Excerpts from an interface dataset:
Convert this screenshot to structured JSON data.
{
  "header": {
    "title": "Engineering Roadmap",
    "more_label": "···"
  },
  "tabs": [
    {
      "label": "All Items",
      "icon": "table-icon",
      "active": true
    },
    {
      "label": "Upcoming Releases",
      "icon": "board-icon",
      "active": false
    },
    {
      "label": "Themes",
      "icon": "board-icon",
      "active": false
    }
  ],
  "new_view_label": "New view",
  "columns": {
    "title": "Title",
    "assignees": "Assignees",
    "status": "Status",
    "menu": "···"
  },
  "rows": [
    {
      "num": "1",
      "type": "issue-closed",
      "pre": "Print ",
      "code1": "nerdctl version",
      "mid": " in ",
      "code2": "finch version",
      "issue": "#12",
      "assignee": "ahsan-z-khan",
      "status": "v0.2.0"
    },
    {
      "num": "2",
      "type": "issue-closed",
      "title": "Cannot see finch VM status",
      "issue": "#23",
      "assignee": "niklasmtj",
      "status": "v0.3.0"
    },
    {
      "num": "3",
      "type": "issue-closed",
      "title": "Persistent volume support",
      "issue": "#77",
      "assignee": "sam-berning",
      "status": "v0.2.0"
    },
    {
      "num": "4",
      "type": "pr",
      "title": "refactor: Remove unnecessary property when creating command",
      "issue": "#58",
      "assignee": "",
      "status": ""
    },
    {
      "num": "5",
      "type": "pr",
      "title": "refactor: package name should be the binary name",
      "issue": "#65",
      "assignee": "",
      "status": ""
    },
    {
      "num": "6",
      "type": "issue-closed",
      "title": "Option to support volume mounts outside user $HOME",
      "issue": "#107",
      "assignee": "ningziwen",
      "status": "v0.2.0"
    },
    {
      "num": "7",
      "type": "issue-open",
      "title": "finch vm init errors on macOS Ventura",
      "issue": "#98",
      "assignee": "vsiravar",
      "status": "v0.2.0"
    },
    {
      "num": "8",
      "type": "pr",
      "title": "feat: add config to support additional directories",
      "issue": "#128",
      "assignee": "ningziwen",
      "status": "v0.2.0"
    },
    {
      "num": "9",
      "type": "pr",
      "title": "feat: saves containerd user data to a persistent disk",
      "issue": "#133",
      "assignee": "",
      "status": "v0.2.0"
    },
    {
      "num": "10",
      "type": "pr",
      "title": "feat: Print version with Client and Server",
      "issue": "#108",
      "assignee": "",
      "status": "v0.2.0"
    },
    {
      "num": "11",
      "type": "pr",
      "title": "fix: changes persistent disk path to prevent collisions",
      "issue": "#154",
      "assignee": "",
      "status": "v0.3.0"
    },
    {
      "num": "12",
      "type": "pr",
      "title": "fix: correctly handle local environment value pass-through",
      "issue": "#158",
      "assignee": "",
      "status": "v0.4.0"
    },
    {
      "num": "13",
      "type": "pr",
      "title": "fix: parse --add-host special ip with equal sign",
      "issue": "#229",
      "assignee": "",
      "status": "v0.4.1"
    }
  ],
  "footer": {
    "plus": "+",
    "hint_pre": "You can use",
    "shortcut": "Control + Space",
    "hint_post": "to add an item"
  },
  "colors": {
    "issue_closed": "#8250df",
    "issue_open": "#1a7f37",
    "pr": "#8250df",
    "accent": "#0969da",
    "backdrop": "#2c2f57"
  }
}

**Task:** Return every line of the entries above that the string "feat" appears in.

**Response box:**
      "title": "feat: add config to support additional directories",
      "title": "feat: saves containerd user data to a persistent disk",
      "title": "feat: Print version with Client and Server",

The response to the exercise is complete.